Monday, January 5, 2015

Light and Neuroscience

In this image we see individual synapes being activated by light. The experiment performed by researched from the University College London shows the use of light for activating parts of the brain in an experiemental context and the roll that beams of light play in this process.
What is interesting about the image from an artists point of view is the context of the image and possibility for alternative interpretation of the image which looks like a beautiful forrest. Also the image provides an interesting contrast to to my current art practice of projecting light onto the outside of the body. Here we the interior of the brain being "lit up". Very much part of the the trent toward direct stimulation of the brain. It is in fact an image showing  the brain of a mouse, the green colour is a type dye that has been introduced into the body of the mouse to show the reaction of the the brain to the laser.


In Lumen we find a male figure caught in an array of lights. It is an image that attempts to explore the relationship between light and the human nervous system.  A Lumen is a unit of light.
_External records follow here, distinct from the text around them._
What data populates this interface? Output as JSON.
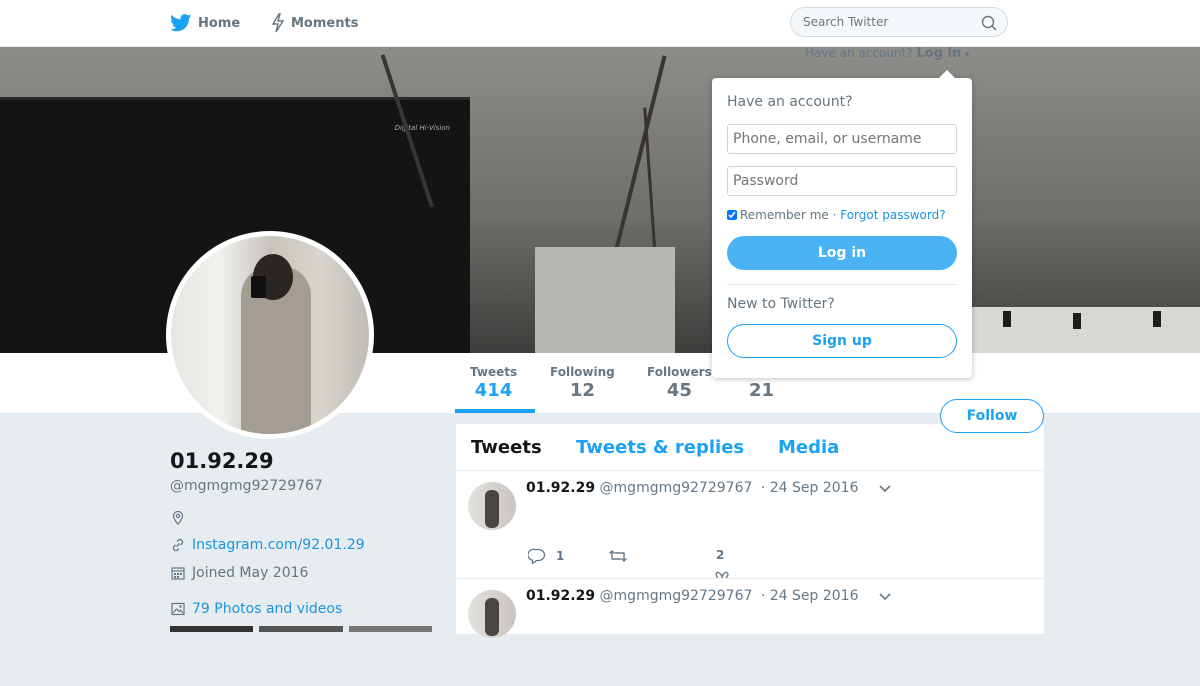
{
  "nav": {
    "home_label": "Home",
    "moments_label": "Moments",
    "search_placeholder": "Search Twitter"
  },
  "banner": {
    "tv_text": "Digital Hi-Vision"
  },
  "login_hint": {
    "prompt": "Have an account?",
    "link": "Log in"
  },
  "stats": [
    {
      "label": "Tweets",
      "value": "414",
      "active": true
    },
    {
      "label": "Following",
      "value": "12"
    },
    {
      "label": "Followers",
      "value": "45"
    },
    {
      "label": "",
      "value": "21"
    }
  ],
  "follow_label": "Follow",
  "profile": {
    "name": "01.92.29",
    "handle": "@mgmgmg92729767",
    "website": "Instagram.com/92.01.29",
    "joined": "Joined May 2016",
    "media": "79 Photos and videos"
  },
  "timeline": {
    "tabs": [
      "Tweets",
      "Tweets & replies",
      "Media"
    ],
    "tweets": [
      {
        "name": "01.92.29",
        "handle": "@mgmgmg92729767",
        "date": "· 24 Sep 2016",
        "replies": "1",
        "retweets": "",
        "likes": "2"
      },
      {
        "name": "01.92.29",
        "handle": "@mgmgmg92729767",
        "date": "· 24 Sep 2016"
      }
    ]
  },
  "dropdown": {
    "title": "Have an account?",
    "username_placeholder": "Phone, email, or username",
    "password_placeholder": "Password",
    "remember": "Remember me",
    "separator": " · ",
    "forgot": "Forgot password?",
    "login_button": "Log in",
    "new_prompt": "New to Twitter?",
    "signup_button": "Sign up"
  },
  "colors": {
    "accent": "#1da1f2",
    "background": "#e6ecf0"
  }
}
Saturday, August 10, 2013

Cochineal in Assisi

Robert J. Bliwise, Seeing Red explores the links between his experiences in Assisi and the work of Mark Rothco. I have joined both Bliwise in the exploration of this wonderful colour and as it happened I have completed the work during a residency in Assisi.

Friday, July 27, 2012

The Artistic Effect of Neurological Illness

Illnesses that affect the brain can have varied and surprising side effects. A small portion of autistic
children produce amazing artwork, for example Nadia (studied by Selfe in 1977) began drawing
extremely detailed pictures of horses at the age of 3.
People suffering from epilepsy or migraines can suffer visual phenomena including spectral
appearances, patches of visual loss and mosaic visions which can result in inspired art such as that of
Ignatius Brennan who began drawing his migraine induced visions in art school, and Steven Wiltshire
a British autistic savant who is famous for his extremely detailed cityscapes
Even as art can affect your senses and neurological state it seems that the reverse is true as well; an
altered neurological state can have a profound effect on artistic and creative abilities
Early Neurological Expressionism in Art
Artists have been trying to alter or affect our state of mind for many years. Escher has hurt our
brains and tricked our eyes with impossible pictures and Abstract Expressionism was born in New
York around the idea of expressing emotion through art, taking ideas from European surrealists who
had arrived in the US.
Synaesthesia is simply an internally induced form of the effect that artists have been trying to have
on their audience for all of time; creating a work that influences a combination of senses to give the
person viewing it an all round feeling of experiencing the piece of art.
So if Mondays really are blue to you, or Saturday afternoon smells of chocolate then you are not
alone; and you will make the life of artists worldwide easier by being receptive with more than one
sense to their creation.

Jenny Flaire is a freelance art writer from England. She spent much of her youth in NYC where her parents regularly took her to the many galleries in the city starting a fire that has burned ever since.